- F. Asaju, “Perspectives On Africentric Biblical Hermeneutics”, op.cit., pp.143-165.
- ‘What is African Biblical Studies?’, in S.O. Abogunrinal, Decolonization of Biblical Interpretation in Africa’ (Ibadan: Nigeria Association for Biblical Studies,2005), p.19.
- S. Ukpong, “Inculturation as Decolonisation of Biblical Studies in Africa” in Abogunrin,et al (eds.) op.cit. p.35.
- F. Asaju, “ Colonial politicization of Religion: Residual Effects on the ministry of African-Led churches in Britain” in Roswith Gerloff (ed.), The Berlin partition of Africa and Impact on African Christianity in Europe Diaspora (Bayreuth University, 2004), p.78
- Abogunrin, Inaugural, 4.
- Clive Calver, Thinking Clearly About Truth (East Sussex:Monarch, 1995), pp.16-17.
- T. Adamo, Africa and The Africans in the Old Testament, (Benin City: Justice Jeco Pub.,2005),pp. 12-30.
- Graham Hancock, The Beauty of Historic Ethiopia (Nairobi: camerapix pub., 1997),p. 20.
- Afe Adogame, “The Use of European Traditions in the Study of Religion in Africa: West Afican Perspectives”, in Frieder Ludwig and Afe Adoigame (eds.), European Traditions in the Study of Religion in Africa. (Wiesbaden: Harrasowitz Verlag, 2004),p. 377.
- Ron Elsdon, Bent World: A Christian Response to the Environmental Crisis Michigan: Evangel, 1999) p.98.
- David O. West and Musa Dube, The Bible in Africa: Transactions, Trajectories and Trends (Leiden :E.J. Brill, 2000), p.58.
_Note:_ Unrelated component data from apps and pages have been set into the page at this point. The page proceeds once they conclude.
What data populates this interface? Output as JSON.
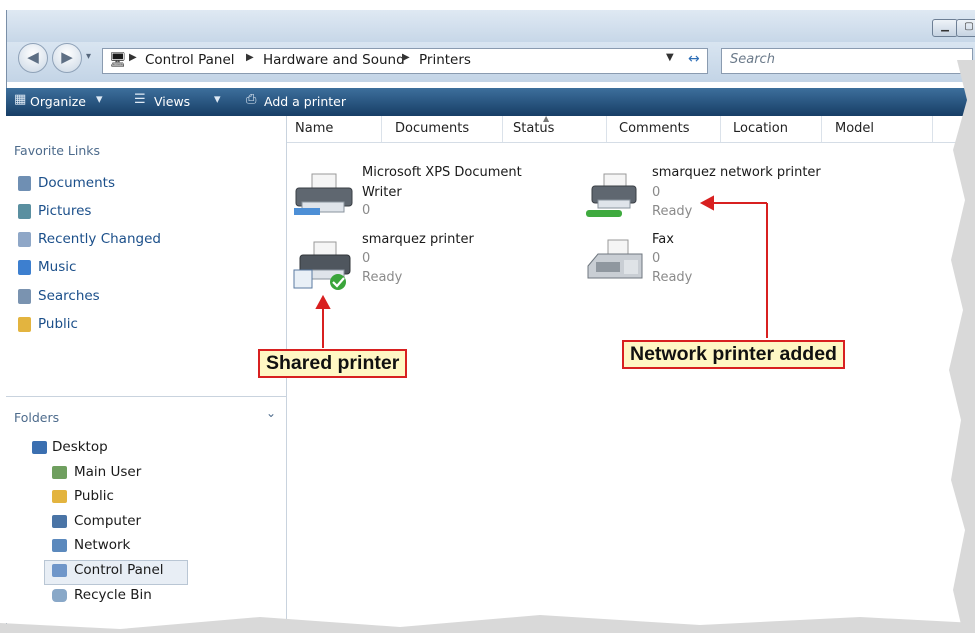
{
  "window": {
    "minimize_icon": "minimize-icon",
    "maximize_icon": "maximize-icon"
  },
  "address": {
    "crumbs": [
      "Control Panel",
      "Hardware and Sound",
      "Printers"
    ],
    "search_placeholder": "Search"
  },
  "toolbar": {
    "organize": "Organize",
    "views": "Views",
    "add_printer": "Add a printer"
  },
  "sidebar": {
    "favorites_header": "Favorite Links",
    "favorites": [
      "Documents",
      "Pictures",
      "Recently Changed",
      "Music",
      "Searches",
      "Public"
    ],
    "folders_header": "Folders",
    "tree": [
      "Desktop",
      "Main User",
      "Public",
      "Computer",
      "Network",
      "Control Panel",
      "Recycle Bin"
    ]
  },
  "columns": [
    "Name",
    "Documents",
    "Status",
    "Comments",
    "Location",
    "Model"
  ],
  "printers": [
    {
      "name_line1": "Microsoft XPS Document",
      "name_line2": "Writer",
      "docs": "0",
      "status": ""
    },
    {
      "name_line1": "smarquez network printer",
      "name_line2": "",
      "docs": "0",
      "status": "Ready"
    },
    {
      "name_line1": "smarquez printer",
      "name_line2": "",
      "docs": "0",
      "status": "Ready"
    },
    {
      "name_line1": "Fax",
      "name_line2": "",
      "docs": "0",
      "status": "Ready"
    }
  ],
  "callouts": {
    "shared": "Shared printer",
    "network": "Network printer added"
  },
  "colors": {
    "callout_border": "#d82020",
    "callout_fill": "#fff7c4",
    "toolbar": "#1f4a75"
  }
}
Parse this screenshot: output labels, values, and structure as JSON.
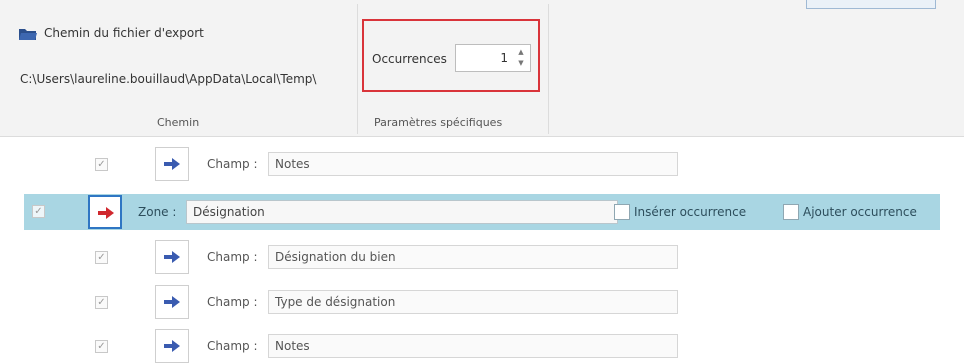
{
  "ribbon": {
    "path": {
      "label": "Chemin du fichier d'export",
      "value": "C:\\Users\\laureline.bouillaud\\AppData\\Local\\Temp\\",
      "group_label": "Chemin"
    },
    "specific": {
      "occurrences_label": "Occurrences",
      "occurrences_value": "1",
      "group_label": "Paramètres spécifiques"
    }
  },
  "rows": [
    {
      "type_label": "Champ :",
      "value": "Notes",
      "checked": true,
      "selected": false
    },
    {
      "type_label": "Zone :",
      "value": "Désignation",
      "checked": true,
      "selected": true,
      "insert_label": "Insérer occurrence",
      "add_label": "Ajouter occurrence"
    },
    {
      "type_label": "Champ :",
      "value": "Désignation du bien",
      "checked": true,
      "selected": false
    },
    {
      "type_label": "Champ :",
      "value": "Type de désignation",
      "checked": true,
      "selected": false
    },
    {
      "type_label": "Champ :",
      "value": "Notes",
      "checked": true,
      "selected": false
    }
  ],
  "colors": {
    "selection": "#a9d6e3",
    "highlight_box": "#d9343a",
    "arrow_blue": "#3a5bb0",
    "arrow_red": "#d0282e"
  }
}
- Brian Brown, “Christian Faith and Modern Ideology” In J.A. Kirk, Contemporary Issues in Mission, (Birmingham: Selly Oak Colleges, 1994), pp.60-61.